On Sun, 9 Jun 2002, David S. Miller wrote:
> From: Ben Greear <greearb@xxxxxxxxxxxxxxx>
> Date: Sun, 09 Jun 2002 11:23:30 -0700
> I need to account for packets on a per-session basis, where a
> session endpoint is a UDP port. So, knowing global protocol numbers is
> good, but it is not very useful for the detailed accounting I
> Why can't you just disable the other UDP services, and then there is
> no question which UDP server/client is causing the drops.
Should be obvious that if a combination of load and client behaviour
cause the problem you will learn nothing.
> Every argument I hear is one out of lazyness. And that is not a
> reason to add something. Simply put, I don't want to add all of this
> per-socket counter bumping that only, at best, 1 tenth of 1 percent
> of people will use. This means that the rest of the world eats the
> overhead just for this small group that actually uses it.
Actually your arguments sound like you have a solution to your problem
and you want everyone to use it even if it doesn't help them. Have you
some emotional tie to SNMP, like being an author?
There is no overhead unless the config option is selected, which would
be done in a normal kernel source, just as verbose messages, highmem
debugging, singing and dancing SYSREQ, debugging SCSI driver, and many,
many other features. So the argument against load is totally irrelevant.
I can't see why anyone would be against a feature just because they
don't personally use it, there is so much stuff of specialized use now,
that a it sure sounds like existing practice. I even think that the
implementation is general and could be extended to gather other
per-connection stats which is a big plus in terms of design quality.

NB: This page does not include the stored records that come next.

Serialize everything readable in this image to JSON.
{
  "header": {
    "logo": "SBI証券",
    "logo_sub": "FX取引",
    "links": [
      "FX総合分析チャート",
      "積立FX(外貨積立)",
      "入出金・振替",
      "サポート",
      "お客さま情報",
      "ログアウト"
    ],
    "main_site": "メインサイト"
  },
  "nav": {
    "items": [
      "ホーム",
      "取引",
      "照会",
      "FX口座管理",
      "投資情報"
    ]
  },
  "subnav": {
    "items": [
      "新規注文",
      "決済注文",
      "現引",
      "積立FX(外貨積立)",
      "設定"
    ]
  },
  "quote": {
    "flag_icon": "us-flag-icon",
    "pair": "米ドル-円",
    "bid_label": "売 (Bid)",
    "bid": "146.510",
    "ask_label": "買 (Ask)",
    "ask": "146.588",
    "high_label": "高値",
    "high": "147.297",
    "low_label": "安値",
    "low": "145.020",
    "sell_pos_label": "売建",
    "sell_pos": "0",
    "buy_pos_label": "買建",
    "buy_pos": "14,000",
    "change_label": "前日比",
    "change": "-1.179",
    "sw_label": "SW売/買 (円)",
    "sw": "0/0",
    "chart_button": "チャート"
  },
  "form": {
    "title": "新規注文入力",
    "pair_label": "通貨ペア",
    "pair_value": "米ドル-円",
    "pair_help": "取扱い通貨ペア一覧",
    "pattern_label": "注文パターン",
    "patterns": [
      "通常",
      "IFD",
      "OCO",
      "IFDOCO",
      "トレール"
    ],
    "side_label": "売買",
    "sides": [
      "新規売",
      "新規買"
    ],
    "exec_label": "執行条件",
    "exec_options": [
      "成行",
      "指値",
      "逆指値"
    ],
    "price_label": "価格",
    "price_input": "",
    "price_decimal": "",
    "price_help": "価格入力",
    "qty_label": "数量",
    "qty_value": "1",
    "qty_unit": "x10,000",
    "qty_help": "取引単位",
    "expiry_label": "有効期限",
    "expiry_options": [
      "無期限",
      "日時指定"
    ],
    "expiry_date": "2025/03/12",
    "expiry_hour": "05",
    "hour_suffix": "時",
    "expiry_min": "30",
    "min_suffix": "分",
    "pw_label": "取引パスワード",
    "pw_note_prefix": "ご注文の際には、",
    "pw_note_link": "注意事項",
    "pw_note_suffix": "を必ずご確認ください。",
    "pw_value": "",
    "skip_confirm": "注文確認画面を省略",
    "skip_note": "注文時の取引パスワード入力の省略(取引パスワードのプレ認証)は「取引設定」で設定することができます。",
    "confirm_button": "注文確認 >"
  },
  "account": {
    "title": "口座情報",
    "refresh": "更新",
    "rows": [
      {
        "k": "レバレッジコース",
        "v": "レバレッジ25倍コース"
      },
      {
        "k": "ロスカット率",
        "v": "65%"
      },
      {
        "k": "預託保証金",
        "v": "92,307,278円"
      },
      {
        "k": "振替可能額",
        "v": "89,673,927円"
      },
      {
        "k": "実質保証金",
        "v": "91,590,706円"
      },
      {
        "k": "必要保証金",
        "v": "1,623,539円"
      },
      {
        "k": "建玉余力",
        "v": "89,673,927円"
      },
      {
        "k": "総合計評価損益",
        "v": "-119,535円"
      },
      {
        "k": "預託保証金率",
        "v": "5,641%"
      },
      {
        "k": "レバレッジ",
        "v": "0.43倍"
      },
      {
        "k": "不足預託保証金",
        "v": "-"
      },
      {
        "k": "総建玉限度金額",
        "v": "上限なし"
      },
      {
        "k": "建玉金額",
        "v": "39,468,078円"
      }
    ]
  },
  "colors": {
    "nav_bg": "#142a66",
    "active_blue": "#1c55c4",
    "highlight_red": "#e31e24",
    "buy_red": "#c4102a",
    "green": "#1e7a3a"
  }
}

bill davidsen <davidsen@xxxxxxx>
CTO, TMR Associates, Inc
Doing interesting things with little computers since 1979.